▸ **About this exercise**:
Of all the lines in these entries, count those that contain "InServA" and give only the total.

▸ **Task data**:
++++++
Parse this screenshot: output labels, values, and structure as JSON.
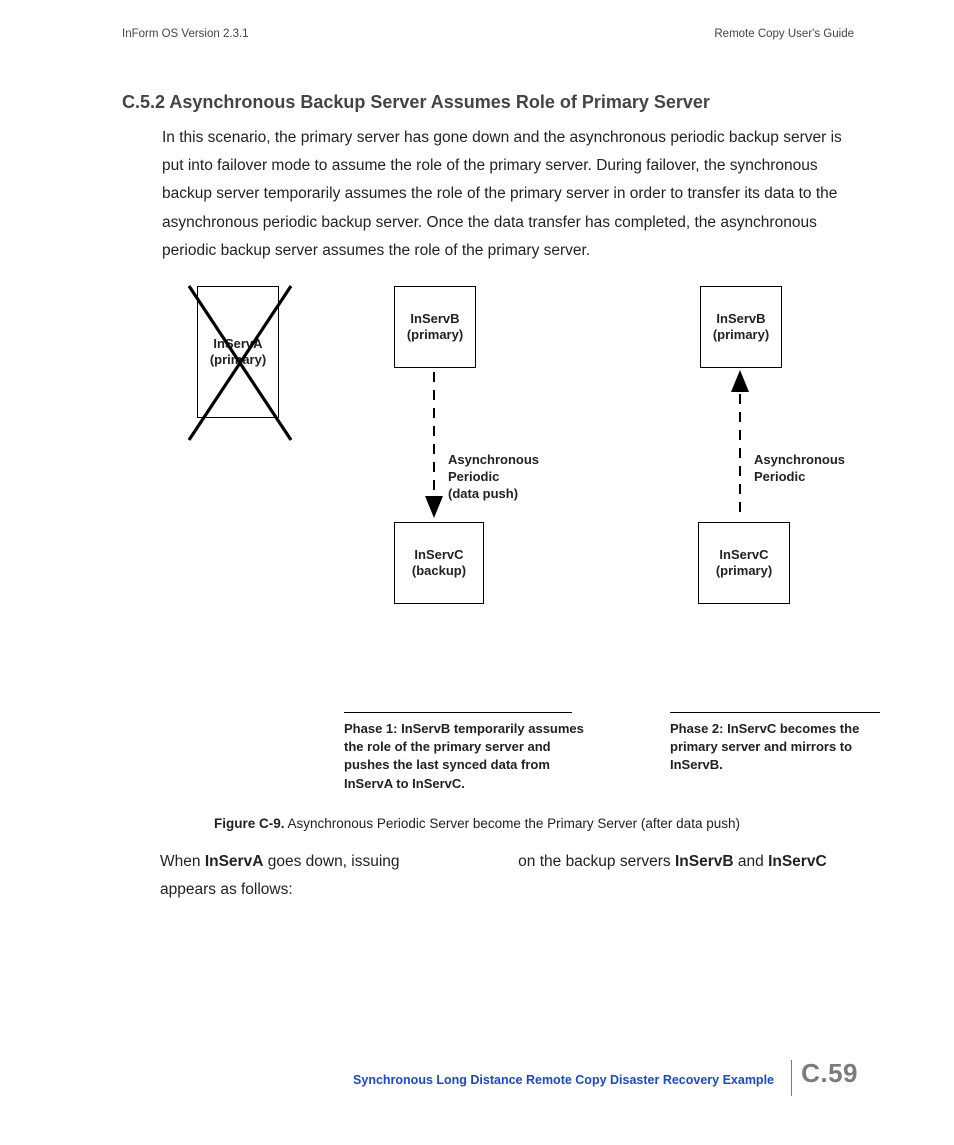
{
  "header": {
    "left": "InForm OS Version 2.3.1",
    "right": "Remote Copy User's Guide"
  },
  "section": {
    "heading": "C.5.2 Asynchronous Backup Server Assumes Role of Primary Server",
    "paragraph": "In this scenario, the primary server has gone down and the asynchronous periodic backup server is put into failover mode to assume the role of the primary server. During failover, the synchronous backup server temporarily assumes the role of the primary server in order to transfer its data to the asynchronous periodic backup server. Once the data transfer has completed, the asynchronous periodic backup server assumes the role of the primary server."
  },
  "figure": {
    "boxA_line1": "InServA",
    "boxA_line2": "(primary)",
    "boxB1_line1": "InServB",
    "boxB1_line2": "(primary)",
    "boxC1_line1": "InServC",
    "boxC1_line2": "(backup)",
    "label1_line1": "Asynchronous",
    "label1_line2": "Periodic",
    "label1_line3": "(data push)",
    "boxB2_line1": "InServB",
    "boxB2_line2": "(primary)",
    "boxC2_line1": "InServC",
    "boxC2_line2": "(primary)",
    "label2_line1": "Asynchronous",
    "label2_line2": "Periodic",
    "phase1": "Phase 1: InServB temporarily assumes the role of the primary server and pushes the last synced data from InServA to InServC.",
    "phase2": "Phase 2: InServC becomes the primary server and mirrors to InServB.",
    "caption_label": "Figure C-9.",
    "caption_text": "  Asynchronous Periodic Server become the Primary Server (after data push)"
  },
  "after": {
    "t1": "When ",
    "b1": "InServA",
    "t2": " goes down, issuing ",
    "gap": "",
    "t3": " on the backup servers ",
    "b2": "InServB",
    "t4": " and ",
    "b3": "InServC",
    "t5": " appears as follows:"
  },
  "footer": {
    "link": "Synchronous Long Distance Remote Copy Disaster Recovery Example",
    "page": "C.59"
  }
}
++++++
▸ **Response box**:
3